**What to work on**
Retype all of the entries exactly as they appear.

**Data for this task**

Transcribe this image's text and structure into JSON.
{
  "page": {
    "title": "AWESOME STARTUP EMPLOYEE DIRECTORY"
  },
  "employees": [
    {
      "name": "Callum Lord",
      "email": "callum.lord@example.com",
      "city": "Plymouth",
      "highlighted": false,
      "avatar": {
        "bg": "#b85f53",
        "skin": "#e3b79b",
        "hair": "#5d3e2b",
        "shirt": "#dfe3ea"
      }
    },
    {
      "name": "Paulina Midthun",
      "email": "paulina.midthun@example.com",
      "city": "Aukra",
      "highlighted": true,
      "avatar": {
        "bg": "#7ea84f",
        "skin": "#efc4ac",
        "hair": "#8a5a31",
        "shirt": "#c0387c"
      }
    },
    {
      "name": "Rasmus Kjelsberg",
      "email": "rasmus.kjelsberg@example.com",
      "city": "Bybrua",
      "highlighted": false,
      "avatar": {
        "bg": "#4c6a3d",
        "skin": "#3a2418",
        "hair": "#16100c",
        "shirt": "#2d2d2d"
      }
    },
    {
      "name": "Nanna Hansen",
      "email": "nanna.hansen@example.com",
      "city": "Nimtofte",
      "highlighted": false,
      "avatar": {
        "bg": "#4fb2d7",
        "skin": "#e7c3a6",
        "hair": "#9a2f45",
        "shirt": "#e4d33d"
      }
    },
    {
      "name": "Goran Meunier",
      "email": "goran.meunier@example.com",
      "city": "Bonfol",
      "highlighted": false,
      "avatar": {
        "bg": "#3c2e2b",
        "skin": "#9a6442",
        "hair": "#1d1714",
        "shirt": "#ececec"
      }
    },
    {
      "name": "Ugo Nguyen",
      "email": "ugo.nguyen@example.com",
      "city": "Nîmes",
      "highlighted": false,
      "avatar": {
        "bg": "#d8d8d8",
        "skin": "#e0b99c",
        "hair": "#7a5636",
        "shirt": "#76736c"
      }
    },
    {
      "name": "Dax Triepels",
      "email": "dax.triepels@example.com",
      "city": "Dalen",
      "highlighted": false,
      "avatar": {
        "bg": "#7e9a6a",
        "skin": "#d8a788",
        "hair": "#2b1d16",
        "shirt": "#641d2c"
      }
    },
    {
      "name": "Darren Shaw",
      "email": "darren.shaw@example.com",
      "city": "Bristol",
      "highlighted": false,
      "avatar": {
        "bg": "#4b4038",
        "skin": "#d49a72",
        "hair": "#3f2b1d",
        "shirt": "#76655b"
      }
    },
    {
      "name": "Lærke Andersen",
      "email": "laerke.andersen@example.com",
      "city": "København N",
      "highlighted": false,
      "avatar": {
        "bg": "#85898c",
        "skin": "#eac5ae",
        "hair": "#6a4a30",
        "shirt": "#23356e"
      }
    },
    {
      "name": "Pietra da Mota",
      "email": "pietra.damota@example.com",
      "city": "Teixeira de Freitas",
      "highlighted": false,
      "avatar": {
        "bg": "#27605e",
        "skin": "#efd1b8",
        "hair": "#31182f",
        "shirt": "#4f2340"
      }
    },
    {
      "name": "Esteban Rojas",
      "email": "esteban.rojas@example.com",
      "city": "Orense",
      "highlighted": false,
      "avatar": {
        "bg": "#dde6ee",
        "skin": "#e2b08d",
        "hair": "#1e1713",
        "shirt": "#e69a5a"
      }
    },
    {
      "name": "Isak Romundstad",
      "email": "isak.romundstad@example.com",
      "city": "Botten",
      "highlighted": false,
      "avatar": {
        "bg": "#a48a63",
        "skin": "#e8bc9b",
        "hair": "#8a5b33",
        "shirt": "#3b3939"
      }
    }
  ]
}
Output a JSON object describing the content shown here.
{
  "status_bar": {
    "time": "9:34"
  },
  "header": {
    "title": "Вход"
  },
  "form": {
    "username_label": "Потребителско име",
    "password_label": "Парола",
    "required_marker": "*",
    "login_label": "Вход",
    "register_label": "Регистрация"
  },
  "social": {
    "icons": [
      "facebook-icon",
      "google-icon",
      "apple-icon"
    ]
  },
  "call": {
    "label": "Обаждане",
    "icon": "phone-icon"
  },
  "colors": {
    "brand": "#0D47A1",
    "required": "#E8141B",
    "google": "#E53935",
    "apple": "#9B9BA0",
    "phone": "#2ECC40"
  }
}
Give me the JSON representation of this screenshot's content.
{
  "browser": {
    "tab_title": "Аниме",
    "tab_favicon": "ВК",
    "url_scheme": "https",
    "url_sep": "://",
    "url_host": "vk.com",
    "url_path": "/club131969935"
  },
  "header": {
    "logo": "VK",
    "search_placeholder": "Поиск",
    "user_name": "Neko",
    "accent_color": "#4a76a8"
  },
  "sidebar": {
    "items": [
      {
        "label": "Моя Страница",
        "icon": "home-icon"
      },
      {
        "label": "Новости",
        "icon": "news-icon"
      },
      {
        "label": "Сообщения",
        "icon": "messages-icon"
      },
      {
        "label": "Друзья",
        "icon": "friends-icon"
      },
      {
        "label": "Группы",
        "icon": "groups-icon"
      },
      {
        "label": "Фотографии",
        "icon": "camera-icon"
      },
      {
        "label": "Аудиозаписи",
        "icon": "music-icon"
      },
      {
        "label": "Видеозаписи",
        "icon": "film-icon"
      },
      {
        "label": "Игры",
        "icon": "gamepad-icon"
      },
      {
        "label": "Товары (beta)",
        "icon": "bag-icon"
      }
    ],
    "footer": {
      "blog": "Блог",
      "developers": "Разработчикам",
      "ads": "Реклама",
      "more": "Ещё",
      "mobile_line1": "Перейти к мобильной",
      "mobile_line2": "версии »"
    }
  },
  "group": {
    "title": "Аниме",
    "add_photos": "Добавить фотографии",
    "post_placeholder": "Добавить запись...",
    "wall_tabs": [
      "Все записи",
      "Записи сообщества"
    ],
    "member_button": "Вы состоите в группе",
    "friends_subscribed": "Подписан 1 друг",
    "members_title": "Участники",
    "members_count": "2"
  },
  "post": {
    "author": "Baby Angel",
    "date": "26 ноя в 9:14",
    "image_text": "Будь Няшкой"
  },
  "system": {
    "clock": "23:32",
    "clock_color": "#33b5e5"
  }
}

**Response to this task**
Transcribe this image's text and structure into JSON.
{
  "page": {
    "title": "AWESOME STARTUP EMPLOYEE DIRECTORY"
  },
  "employees": [
    {
      "name": "Callum Lord",
      "email": "callum.lord@example.com",
      "city": "Plymouth",
      "highlighted": false,
      "avatar": {
        "bg": "#b85f53",
        "skin": "#e3b79b",
        "hair": "#5d3e2b",
        "shirt": "#dfe3ea"
      }
    },
    {
      "name": "Paulina Midthun",
      "email": "paulina.midthun@example.com",
      "city": "Aukra",
      "highlighted": true,
      "avatar": {
        "bg": "#7ea84f",
        "skin": "#efc4ac",
        "hair": "#8a5a31",
        "shirt": "#c0387c"
      }
    },
    {
      "name": "Rasmus Kjelsberg",
      "email": "rasmus.kjelsberg@example.com",
      "city": "Bybrua",
      "highlighted": false,
      "avatar": {
        "bg": "#4c6a3d",
        "skin": "#3a2418",
        "hair": "#16100c",
        "shirt": "#2d2d2d"
      }
    },
    {
      "name": "Nanna Hansen",
      "email": "nanna.hansen@example.com",
      "city": "Nimtofte",
      "highlighted": false,
      "avatar": {
        "bg": "#4fb2d7",
        "skin": "#e7c3a6",
        "hair": "#9a2f45",
        "shirt": "#e4d33d"
      }
    },
    {
      "name": "Goran Meunier",
      "email": "goran.meunier@example.com",
      "city": "Bonfol",
      "highlighted": false,
      "avatar": {
        "bg": "#3c2e2b",
        "skin": "#9a6442",
        "hair": "#1d1714",
        "shirt": "#ececec"
      }
    },
    {
      "name": "Ugo Nguyen",
      "email": "ugo.nguyen@example.com",
      "city": "Nîmes",
      "highlighted": false,
      "avatar": {
        "bg": "#d8d8d8",
        "skin": "#e0b99c",
        "hair": "#7a5636",
        "shirt": "#76736c"
      }
    },
    {
      "name": "Dax Triepels",
      "email": "dax.triepels@example.com",
      "city": "Dalen",
      "highlighted": false,
      "avatar": {
        "bg": "#7e9a6a",
        "skin": "#d8a788",
        "hair": "#2b1d16",
        "shirt": "#641d2c"
      }
    },
    {
      "name": "Darren Shaw",
      "email": "darren.shaw@example.com",
      "city": "Bristol",
      "highlighted": false,
      "avatar": {
        "bg": "#4b4038",
        "skin": "#d49a72",
        "hair": "#3f2b1d",
        "shirt": "#76655b"
      }
    },
    {
      "name": "Lærke Andersen",
      "email": "laerke.andersen@example.com",
      "city": "København N",
      "highlighted": false,
      "avatar": {
        "bg": "#85898c",
        "skin": "#eac5ae",
        "hair": "#6a4a30",
        "shirt": "#23356e"
      }
    },
    {
      "name": "Pietra da Mota",
      "email": "pietra.damota@example.com",
      "city": "Teixeira de Freitas",
      "highlighted": false,
      "avatar": {
        "bg": "#27605e",
        "skin": "#efd1b8",
        "hair": "#31182f",
        "shirt": "#4f2340"
      }
    },
    {
      "name": "Esteban Rojas",
      "email": "esteban.rojas@example.com",
      "city": "Orense",
      "highlighted": false,
      "avatar": {
        "bg": "#dde6ee",
        "skin": "#e2b08d",
        "hair": "#1e1713",
        "shirt": "#e69a5a"
      }
    },
    {
      "name": "Isak Romundstad",
      "email": "isak.romundstad@example.com",
      "city": "Botten",
      "highlighted": false,
      "avatar": {
        "bg": "#a48a63",
        "skin": "#e8bc9b",
        "hair": "#8a5b33",
        "shirt": "#3b3939"
      }
    }
  ]
}
Output a JSON object describing the content shown here.
{
  "status_bar": {
    "time": "9:34"
  },
  "header": {
    "title": "Вход"
  },
  "form": {
    "username_label": "Потребителско име",
    "password_label": "Парола",
    "required_marker": "*",
    "login_label": "Вход",
    "register_label": "Регистрация"
  },
  "social": {
    "icons": [
      "facebook-icon",
      "google-icon",
      "apple-icon"
    ]
  },
  "call": {
    "label": "Обаждане",
    "icon": "phone-icon"
  },
  "colors": {
    "brand": "#0D47A1",
    "required": "#E8141B",
    "google": "#E53935",
    "apple": "#9B9BA0",
    "phone": "#2ECC40"
  }
}
Give me the JSON representation of this screenshot's content.
{
  "browser": {
    "tab_title": "Аниме",
    "tab_favicon": "ВК",
    "url_scheme": "https",
    "url_sep": "://",
    "url_host": "vk.com",
    "url_path": "/club131969935"
  },
  "header": {
    "logo": "VK",
    "search_placeholder": "Поиск",
    "user_name": "Neko",
    "accent_color": "#4a76a8"
  },
  "sidebar": {
    "items": [
      {
        "label": "Моя Страница",
        "icon": "home-icon"
      },
      {
        "label": "Новости",
        "icon": "news-icon"
      },
      {
        "label": "Сообщения",
        "icon": "messages-icon"
      },
      {
        "label": "Друзья",
        "icon": "friends-icon"
      },
      {
        "label": "Группы",
        "icon": "groups-icon"
      },
      {
        "label": "Фотографии",
        "icon": "camera-icon"
      },
      {
        "label": "Аудиозаписи",
        "icon": "music-icon"
      },
      {
        "label": "Видеозаписи",
        "icon": "film-icon"
      },
      {
        "label": "Игры",
        "icon": "gamepad-icon"
      },
      {
        "label": "Товары (beta)",
        "icon": "bag-icon"
      }
    ],
    "footer": {
      "blog": "Блог",
      "developers": "Разработчикам",
      "ads": "Реклама",
      "more": "Ещё",
      "mobile_line1": "Перейти к мобильной",
      "mobile_line2": "версии »"
    }
  },
  "group": {
    "title": "Аниме",
    "add_photos": "Добавить фотографии",
    "post_placeholder": "Добавить запись...",
    "wall_tabs": [
      "Все записи",
      "Записи сообщества"
    ],
    "member_button": "Вы состоите в группе",
    "friends_subscribed": "Подписан 1 друг",
    "members_title": "Участники",
    "members_count": "2"
  },
  "post": {
    "author": "Baby Angel",
    "date": "26 ноя в 9:14",
    "image_text": "Будь Няшкой"
  },
  "system": {
    "clock": "23:32",
    "clock_color": "#33b5e5"
  }
}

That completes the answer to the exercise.